Us: We’d love to know more about your son, Karim Khan Afridi. What was he like?
Cristina: He was a popular young teenager. He enjoyed sports and was passionate about his roots. You could say he was a proud Pathan. He had the traits of a leader and was, at the same time, kind. People loved being around him.

Us: What do you aim to achieve with KKAWF?
Cristina: A difference. To improve the existing situation. To make both the youth and their parents aware of this menace. To educate them on the negative impact that this will have on their lives and to engage through the four pillars of the organization, which are: drug awareness, sports, the environment, and developing civic sense. Our aim would be to develop the personalities and lives of the youth to such an extent that they have no place for drugs.

Us: What are some of the initiatives that you have planned for the foundation so far?
Cristina: The first project, which is in process at the moment, is the production of a play on drug abuse that will be staged in all major cities of Pakistan. In addition, it will be filmed and shown to both public and private schools. Both English and Urdu versions of the play will be available for distribution. The first performance of this play was staged in Islamabad on September 1 at Pakistan National Council of the Arts (PNCA). Through interaction with students attending the play we will appoint some students as ambassadors of the foundation working in their respective schools.
Simultaneously, we will be commencing our sports campaign. We hope to partner with the relevant ministries to make sports facilities available for schools and to engage the students in healthy interschool competitions.
In addition, KKAWF is planning on developing a wing named MAD, which stands for Mothers Against Drugs. MAD will consist of volunteers who will spread the drug awareness campaigns in their respective localities.

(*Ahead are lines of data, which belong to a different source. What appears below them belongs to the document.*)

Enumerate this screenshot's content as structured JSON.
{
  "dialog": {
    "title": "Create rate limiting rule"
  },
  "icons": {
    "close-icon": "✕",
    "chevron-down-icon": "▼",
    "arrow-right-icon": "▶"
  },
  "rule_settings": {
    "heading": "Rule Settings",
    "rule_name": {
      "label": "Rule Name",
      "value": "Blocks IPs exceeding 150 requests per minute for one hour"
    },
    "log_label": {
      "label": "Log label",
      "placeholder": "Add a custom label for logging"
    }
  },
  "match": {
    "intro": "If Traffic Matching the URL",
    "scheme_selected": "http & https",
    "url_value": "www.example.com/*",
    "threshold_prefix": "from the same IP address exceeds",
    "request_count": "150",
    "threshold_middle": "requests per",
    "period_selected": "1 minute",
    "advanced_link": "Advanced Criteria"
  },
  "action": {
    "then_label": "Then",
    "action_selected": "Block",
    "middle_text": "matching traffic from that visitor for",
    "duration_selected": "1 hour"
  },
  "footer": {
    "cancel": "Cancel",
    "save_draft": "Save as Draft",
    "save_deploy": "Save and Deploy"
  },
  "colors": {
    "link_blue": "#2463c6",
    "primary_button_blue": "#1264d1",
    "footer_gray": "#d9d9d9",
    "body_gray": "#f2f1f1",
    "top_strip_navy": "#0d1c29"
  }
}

Us: The play about the destructive nature of drug use, the foundation’s first project, is titled 19: A Shattered Dream. Is it based on your personal experience? What can you tell us about the play?
Cristina: One of the forms of pure expression is the theatre. I had met Mushfiq Murshed and he wrote a play for this cause. This play reflects my own story; however, the writer has been given the liberty to build fictitious scenes in order to get the message across in the most powerful way. Dr. Farooq Beg and Huma Beg of Serendip joined this project as directors and producers. We feel that the desired impact will be made with our target audience which is the youngsters of Pakistan and their parents.

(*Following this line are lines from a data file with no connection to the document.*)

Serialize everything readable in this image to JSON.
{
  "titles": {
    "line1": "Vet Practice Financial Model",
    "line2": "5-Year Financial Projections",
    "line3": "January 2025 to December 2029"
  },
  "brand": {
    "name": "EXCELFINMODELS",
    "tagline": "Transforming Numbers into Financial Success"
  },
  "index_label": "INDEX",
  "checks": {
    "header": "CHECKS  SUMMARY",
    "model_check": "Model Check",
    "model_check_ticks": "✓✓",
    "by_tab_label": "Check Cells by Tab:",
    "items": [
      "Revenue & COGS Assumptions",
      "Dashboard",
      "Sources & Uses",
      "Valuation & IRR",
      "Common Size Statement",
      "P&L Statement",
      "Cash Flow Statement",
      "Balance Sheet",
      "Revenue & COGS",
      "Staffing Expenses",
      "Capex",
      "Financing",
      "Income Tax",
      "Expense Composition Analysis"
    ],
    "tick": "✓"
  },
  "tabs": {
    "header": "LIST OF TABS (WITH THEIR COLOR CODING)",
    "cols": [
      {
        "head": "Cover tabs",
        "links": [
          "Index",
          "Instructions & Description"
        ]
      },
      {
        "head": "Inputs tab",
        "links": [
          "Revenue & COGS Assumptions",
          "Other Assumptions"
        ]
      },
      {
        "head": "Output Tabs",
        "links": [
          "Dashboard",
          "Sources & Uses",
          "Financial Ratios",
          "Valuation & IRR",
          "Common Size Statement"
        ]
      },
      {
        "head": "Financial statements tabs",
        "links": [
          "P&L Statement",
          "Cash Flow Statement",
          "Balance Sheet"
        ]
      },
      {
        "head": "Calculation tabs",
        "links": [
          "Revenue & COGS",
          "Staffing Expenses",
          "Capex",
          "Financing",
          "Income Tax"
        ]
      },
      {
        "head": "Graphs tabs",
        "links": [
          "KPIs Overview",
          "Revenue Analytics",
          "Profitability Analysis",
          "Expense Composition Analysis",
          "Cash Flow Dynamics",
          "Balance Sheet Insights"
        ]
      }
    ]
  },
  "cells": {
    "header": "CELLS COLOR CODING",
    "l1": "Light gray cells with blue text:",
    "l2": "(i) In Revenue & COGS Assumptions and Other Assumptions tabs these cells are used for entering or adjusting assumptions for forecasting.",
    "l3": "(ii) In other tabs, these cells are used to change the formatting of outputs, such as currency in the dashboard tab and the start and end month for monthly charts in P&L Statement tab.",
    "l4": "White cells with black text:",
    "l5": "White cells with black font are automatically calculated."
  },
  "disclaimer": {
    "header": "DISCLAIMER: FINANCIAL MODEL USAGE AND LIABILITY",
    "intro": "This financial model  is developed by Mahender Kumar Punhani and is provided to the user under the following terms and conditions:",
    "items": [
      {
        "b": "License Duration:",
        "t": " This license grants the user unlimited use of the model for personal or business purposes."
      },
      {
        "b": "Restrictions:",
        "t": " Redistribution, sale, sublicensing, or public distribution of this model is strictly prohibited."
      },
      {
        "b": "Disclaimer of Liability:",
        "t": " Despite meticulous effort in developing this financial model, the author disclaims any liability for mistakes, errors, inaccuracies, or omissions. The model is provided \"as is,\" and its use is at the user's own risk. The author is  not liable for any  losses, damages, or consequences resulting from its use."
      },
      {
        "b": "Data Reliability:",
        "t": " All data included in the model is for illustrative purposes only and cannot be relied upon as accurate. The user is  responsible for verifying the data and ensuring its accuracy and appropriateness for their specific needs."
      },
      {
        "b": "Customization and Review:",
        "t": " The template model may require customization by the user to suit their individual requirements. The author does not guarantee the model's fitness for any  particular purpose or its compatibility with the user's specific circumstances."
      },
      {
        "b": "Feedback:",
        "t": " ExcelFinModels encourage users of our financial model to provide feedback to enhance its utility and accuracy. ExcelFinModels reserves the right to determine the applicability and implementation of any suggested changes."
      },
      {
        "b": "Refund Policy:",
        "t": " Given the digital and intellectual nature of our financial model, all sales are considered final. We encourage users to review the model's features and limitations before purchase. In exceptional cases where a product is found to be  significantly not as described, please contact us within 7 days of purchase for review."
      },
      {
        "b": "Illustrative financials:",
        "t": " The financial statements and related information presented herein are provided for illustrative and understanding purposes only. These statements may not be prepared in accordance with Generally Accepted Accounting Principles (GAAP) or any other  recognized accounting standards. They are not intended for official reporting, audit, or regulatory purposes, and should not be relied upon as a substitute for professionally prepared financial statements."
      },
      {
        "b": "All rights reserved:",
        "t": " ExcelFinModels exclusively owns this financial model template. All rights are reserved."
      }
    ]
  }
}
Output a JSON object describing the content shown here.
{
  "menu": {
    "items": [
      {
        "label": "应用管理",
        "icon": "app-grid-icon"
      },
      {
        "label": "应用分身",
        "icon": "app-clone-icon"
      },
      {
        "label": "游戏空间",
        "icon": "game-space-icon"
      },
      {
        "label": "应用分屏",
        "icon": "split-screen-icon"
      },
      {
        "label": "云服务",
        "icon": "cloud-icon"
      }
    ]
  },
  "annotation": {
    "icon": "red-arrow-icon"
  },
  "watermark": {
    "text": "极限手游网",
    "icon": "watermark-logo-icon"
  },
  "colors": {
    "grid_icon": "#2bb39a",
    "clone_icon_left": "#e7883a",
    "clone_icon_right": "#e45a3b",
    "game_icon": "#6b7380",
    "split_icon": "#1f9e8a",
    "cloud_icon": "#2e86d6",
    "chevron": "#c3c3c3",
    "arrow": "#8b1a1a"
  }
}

Us: A number of prominent political figures were present at the official launch ceremony of KKAWF. Is the foundation associated with a political party? If not, then how will you ensure that the foundation remains politically neutral?
Cristina: The foundation and its cause are apolitical. There is no political affiliation. If we were to affiliate with any political party it would jeopardize the cause, as its motivating factor is keeping the youth of the entire nation drug free, and a political agenda will only damage and restrict the foundation’s objectives.

Us: The focus of the foundation seems to be on educational ventures aimed to increase awareness and prevent drug abuse and addiction. Will the organization also offer practical help for rehabilitating those who are already abusing drugs?
Cristina: Our main focus is drug awareness. However, the organization has links with psychiatrists, psychologists, and rehab centres, and any individual identified with drug issues will be referred to them. The foundation’s core goal is to reverse this trend of drug abuse in schools by engaging the youth in multiple activities that will develop them into confident and useful members of society.

Us: Any message for the readers of Us and the youth of Pakistan?
Cristina: Stay clean.

-  By Sameen Amer

Us Magazine, The News - 17th September, 2015 *

No comments: